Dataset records
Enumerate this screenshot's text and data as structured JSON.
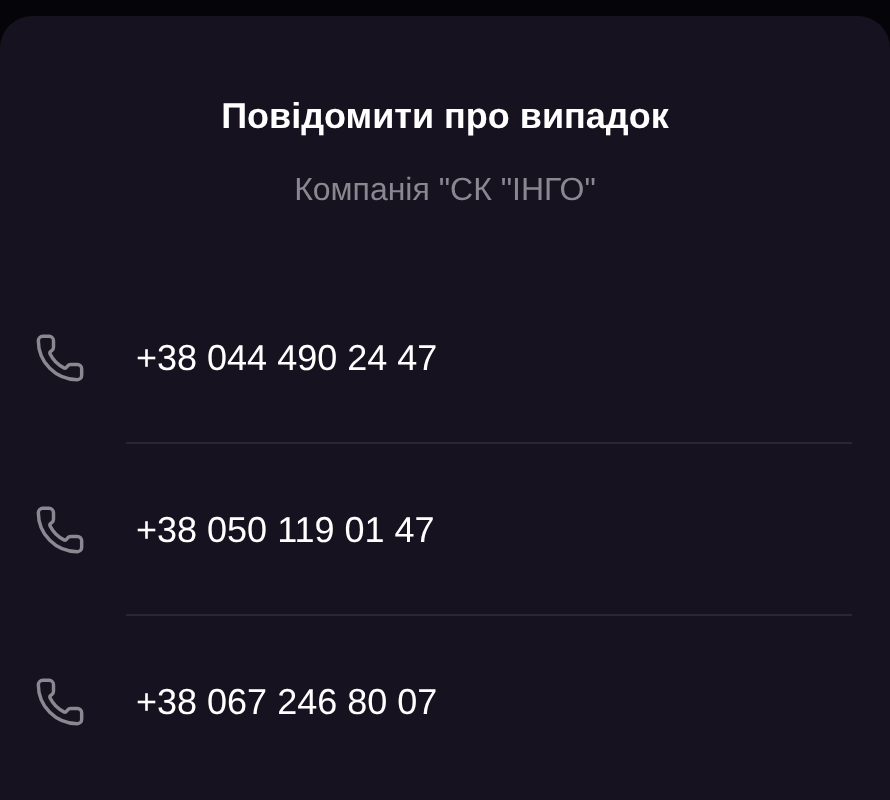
{
  "sheet": {
    "title": "Повідомити про випадок",
    "subtitle": "Компанія \"СК \"ІНГО\""
  },
  "phones": [
    {
      "number": "+38 044 490 24 47"
    },
    {
      "number": "+38 050 119 01 47"
    },
    {
      "number": "+38 067 246 80 07"
    }
  ]
}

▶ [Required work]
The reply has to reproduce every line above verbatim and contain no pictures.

▶ [Response to this exercise]
Enumerate this screenshot's text and data as structured JSON.
{
  "sheet": {
    "title": "Повідомити про випадок",
    "subtitle": "Компанія \"СК \"ІНГО\""
  },
  "phones": [
    {
      "number": "+38 044 490 24 47"
    },
    {
      "number": "+38 050 119 01 47"
    },
    {
      "number": "+38 067 246 80 07"
    }
  ]
}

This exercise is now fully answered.